The IAEA has assisted the Philippines since 2009 to establish a semi-automated gamma irradiation facility and an electron beam facility for research and development purposes, and to provide industrial services at the Philippine Nuclear Research Institute on the outskirts of Manila.
The IAEA helped procure equipment and provided expert advice for the commissioning of the gamma irradiation facility, while offering fellowship training to staff for operation and maintenance procedures.
The facilities currently provide services to over 70 clients (52 from industry and 23 academic and research institutions) for treating spices, vegetables, herbal products, and raw materials and items used for cosmetics. The facility also irradiates medical equipment to remove microbial contamination.
Energy planning and nuclear power
In 2018, the Government of the Philippines invited an IAEA team of experts to review its infrastructure with a view to including nuclear power in their energy mix.
The Integrated Nuclear Infrastructure Review provided detailed guidance across the three phases of nuclear power development using the IAEA’s Milestone Approach: consider, prepare and construct.

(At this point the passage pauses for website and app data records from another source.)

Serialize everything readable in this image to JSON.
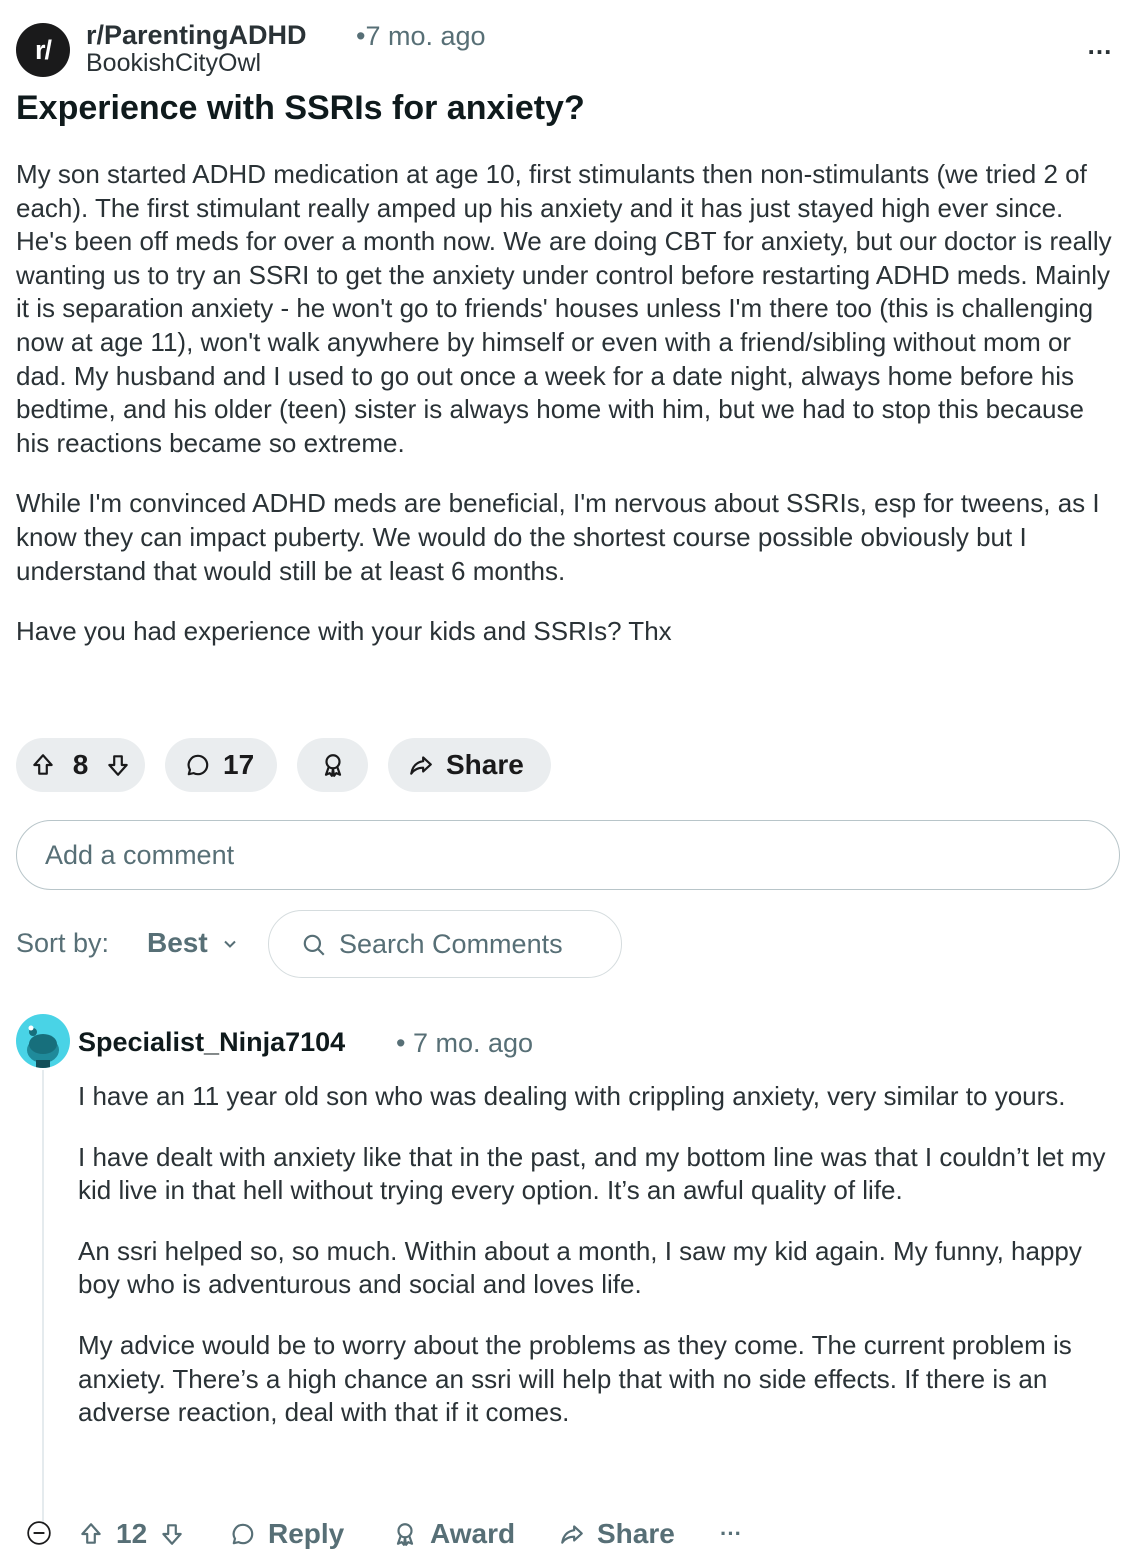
{
  "post": {
    "avatar_text": "r/",
    "subreddit": "r/ParentingADHD",
    "time_sep": "•",
    "time": "7 mo. ago",
    "author": "BookishCityOwl",
    "more": "…",
    "title": "Experience with SSRIs for anxiety?",
    "paragraphs": [
      "My son started ADHD medication at age 10, first stimulants then non-stimulants (we tried 2 of each). The first stimulant really amped up his anxiety and it has just stayed high ever since. He's been off meds for over a month now. We are doing CBT for anxiety, but our doctor is really wanting us to try an SSRI to get the anxiety under control before restarting ADHD meds. Mainly it is separation anxiety - he won't go to friends' houses unless I'm there too (this is challenging now at age 11), won't walk anywhere by himself or even with a friend/sibling without mom or dad. My husband and I used to go out once a week for a date night, always home before his bedtime, and his older (teen) sister is always home with him, but we had to stop this because his reactions became so extreme.",
      "While I'm convinced ADHD meds are beneficial, I'm nervous about SSRIs, esp for tweens, as I know they can impact puberty. We would do the shortest course possible obviously but I understand that would still be at least 6 months.",
      "Have you had experience with your kids and SSRIs? Thx"
    ],
    "votes": "8",
    "comments": "17",
    "share_label": "Share"
  },
  "comment_input": {
    "placeholder": "Add a comment"
  },
  "sort": {
    "label": "Sort by:",
    "value": "Best",
    "search_placeholder": "Search Comments"
  },
  "comment": {
    "user": "Specialist_Ninja7104",
    "time": "• 7 mo. ago",
    "paragraphs": [
      "I have an 11 year old son who was dealing with crippling anxiety, very similar to yours.",
      "I have dealt with anxiety like that in the past, and my bottom line was that I couldn’t let my kid live in that hell without trying every option. It’s an awful quality of life.",
      "An ssri helped so, so much. Within about a month, I saw my kid again. My funny, happy boy who is adventurous and social and loves life.",
      "My advice would be to worry about the problems as they come. The current problem is anxiety. There’s a high chance an ssri will help that with no side effects. If there is an adverse reaction, deal with that if it comes."
    ],
    "votes": "12",
    "reply_label": "Reply",
    "award_label": "Award",
    "share_label": "Share",
    "more": "···"
  },
  "icons": {
    "upvote": "arrow-up-icon",
    "downvote": "arrow-down-icon",
    "comment": "speech-bubble-icon",
    "award": "award-ribbon-icon",
    "share": "share-arrow-icon",
    "search": "magnifier-icon",
    "collapse": "minus-circle-icon"
  }
}
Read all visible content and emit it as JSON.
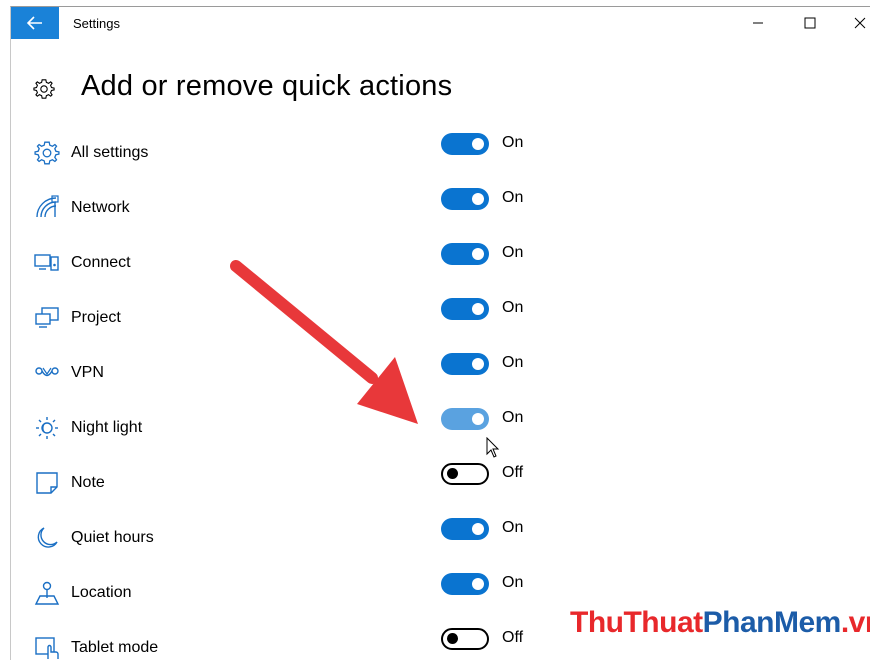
{
  "window": {
    "title": "Settings",
    "controls": {
      "minimize": "–",
      "maximize": "□",
      "close": "✕"
    }
  },
  "header": {
    "title": "Add or remove quick actions",
    "icon": "gear-icon"
  },
  "actions": [
    {
      "label": "All settings",
      "state": "On",
      "on": true,
      "icon": "gear-icon"
    },
    {
      "label": "Network",
      "state": "On",
      "on": true,
      "icon": "network-icon"
    },
    {
      "label": "Connect",
      "state": "On",
      "on": true,
      "icon": "connect-icon"
    },
    {
      "label": "Project",
      "state": "On",
      "on": true,
      "icon": "project-icon"
    },
    {
      "label": "VPN",
      "state": "On",
      "on": true,
      "icon": "vpn-icon"
    },
    {
      "label": "Night light",
      "state": "On",
      "on": true,
      "icon": "night-light-icon",
      "hovered": true
    },
    {
      "label": "Note",
      "state": "Off",
      "on": false,
      "icon": "note-icon"
    },
    {
      "label": "Quiet hours",
      "state": "On",
      "on": true,
      "icon": "moon-icon"
    },
    {
      "label": "Location",
      "state": "On",
      "on": true,
      "icon": "location-icon"
    },
    {
      "label": "Tablet mode",
      "state": "Off",
      "on": false,
      "icon": "tablet-mode-icon"
    }
  ],
  "colors": {
    "accent": "#0a74d0",
    "hover": "#5aa2e0",
    "annotation_arrow": "#e8383a"
  },
  "watermark": {
    "part1": "ThuThuat",
    "part2": "PhanMem",
    "part3": ".vn"
  }
}
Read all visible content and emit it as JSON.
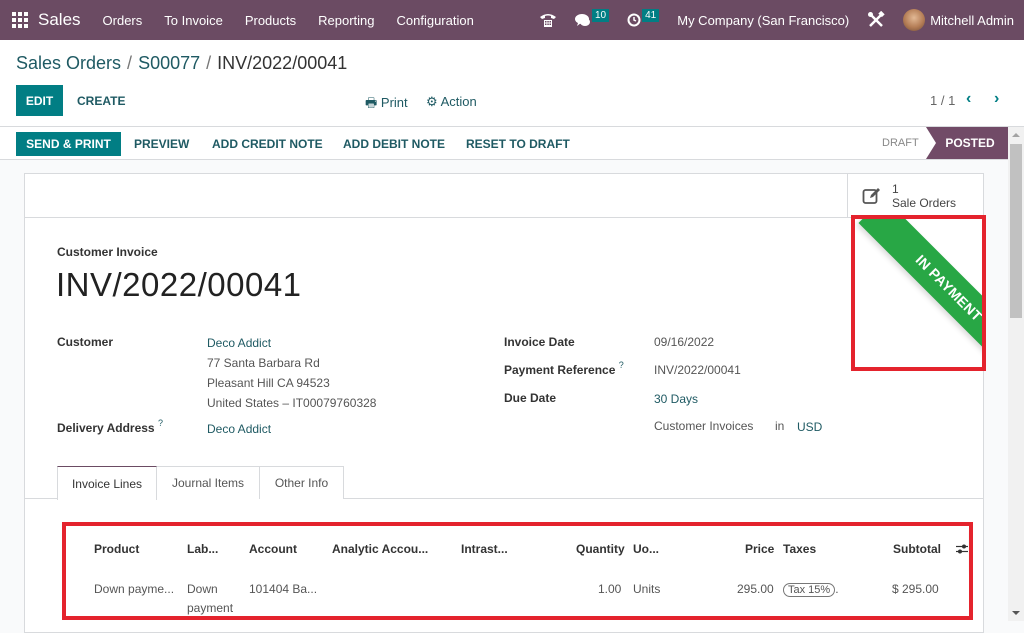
{
  "navbar": {
    "app_name": "Sales",
    "menu": [
      "Orders",
      "To Invoice",
      "Products",
      "Reporting",
      "Configuration"
    ],
    "messages_count": "10",
    "activities_count": "41",
    "company": "My Company (San Francisco)",
    "user": "Mitchell Admin",
    "icons": [
      "apps-grid-icon",
      "phone-icon",
      "chat-icon",
      "clock-icon",
      "tools-icon",
      "avatar"
    ]
  },
  "breadcrumb": {
    "items": [
      "Sales Orders",
      "S00077",
      "INV/2022/00041"
    ],
    "separator": "/"
  },
  "control_panel": {
    "edit_label": "EDIT",
    "create_label": "CREATE",
    "print_label": "Print",
    "action_label": "Action",
    "pager": "1 / 1"
  },
  "statusbar": {
    "buttons": [
      "SEND & PRINT",
      "PREVIEW",
      "ADD CREDIT NOTE",
      "ADD DEBIT NOTE",
      "RESET TO DRAFT"
    ],
    "stages": [
      "DRAFT",
      "POSTED"
    ],
    "current_stage": "POSTED"
  },
  "smart_button": {
    "count": "1",
    "label": "Sale Orders"
  },
  "ribbon": {
    "text": "IN PAYMENT",
    "color": "#28a745"
  },
  "form": {
    "doc_type": "Customer Invoice",
    "doc_name": "INV/2022/00041",
    "customer_label": "Customer",
    "customer_name": "Deco Addict",
    "customer_address": [
      "77 Santa Barbara Rd",
      "Pleasant Hill CA 94523",
      "United States – IT00079760328"
    ],
    "delivery_label": "Delivery Address",
    "delivery_value": "Deco Addict",
    "help_mark": "?",
    "invoice_date_label": "Invoice Date",
    "invoice_date": "09/16/2022",
    "payment_ref_label": "Payment Reference",
    "payment_ref": "INV/2022/00041",
    "due_date_label": "Due Date",
    "due_date": "30 Days",
    "journal": "Customer Invoices",
    "journal_in": "in",
    "currency": "USD"
  },
  "tabs": [
    "Invoice Lines",
    "Journal Items",
    "Other Info"
  ],
  "active_tab": "Invoice Lines",
  "invoice_lines": {
    "columns": [
      "Product",
      "Lab...",
      "Account",
      "Analytic Accou...",
      "Intrast...",
      "Quantity",
      "Uo...",
      "Price",
      "Taxes",
      "Subtotal"
    ],
    "rows": [
      {
        "product": "Down payme...",
        "label_line1": "Down",
        "label_line2": "payment",
        "account": "101404 Ba...",
        "analytic": "",
        "intrastat": "",
        "quantity": "1.00",
        "uom": "Units",
        "price": "295.00",
        "taxes": "Tax 15%",
        "taxes_suffix": ".",
        "subtotal": "$ 295.00"
      }
    ]
  },
  "colors": {
    "navbar": "#6b4b63",
    "primary": "#017e84",
    "link": "#1f5a63",
    "stage_active": "#714b67",
    "highlight": "#e4232d"
  }
}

The Philippines is currently drafting legislation for nuclear safety, security and safeguards, and is in the process of establishing an independent regulatory body.
Active national projects
The IAEA also has ongoing projects in the Philippines, as follows:
- Building Capacity for the Safe Operation and Utilization of the Research Reactor’s Subcritical Assembly for Training, Education and Research (PHI0016)
- Establishing a Graduate Programme in Nuclear Science, Engineering and Management for Accelerated Utilization of Nuclear Applications (PHI0017)
- Enhancing the Safety and Throughput of the Gamma Irradiation Facility Through Full Automation (PHI1019)
- Enhancing the Utilization of the Fully Automated Philippine Nuclear Research Institute Gamma Irradiation Facility (PHI1020)
- Enhancing Bench-scale Simulation for the Development of Continuous Extraction Technology of Uranium and Other Valuable Elements from Phosphates - Phase II (PHI2013)
- Developing Nuclear Energy Infrastructure (PHI2014)
- Applying Nuclear Techniques in the Attenuation of Flood and Natural Disaster-Borne Contamination (PHI5034)
- Advancing Laboratory Capabilities to Monitor Veterinary Drug Residues and Related Contaminants in Foods (PHI5035)
- Strengthening National Capacity in the Manufacture of Radiopharmaceuticals for Healthcare Applications (PHI6026) The Philippines also participates in 53 regional and 12 interregional projects, mostly in the area of health and nutrition, food and agriculture, and energy planning and nuclear power.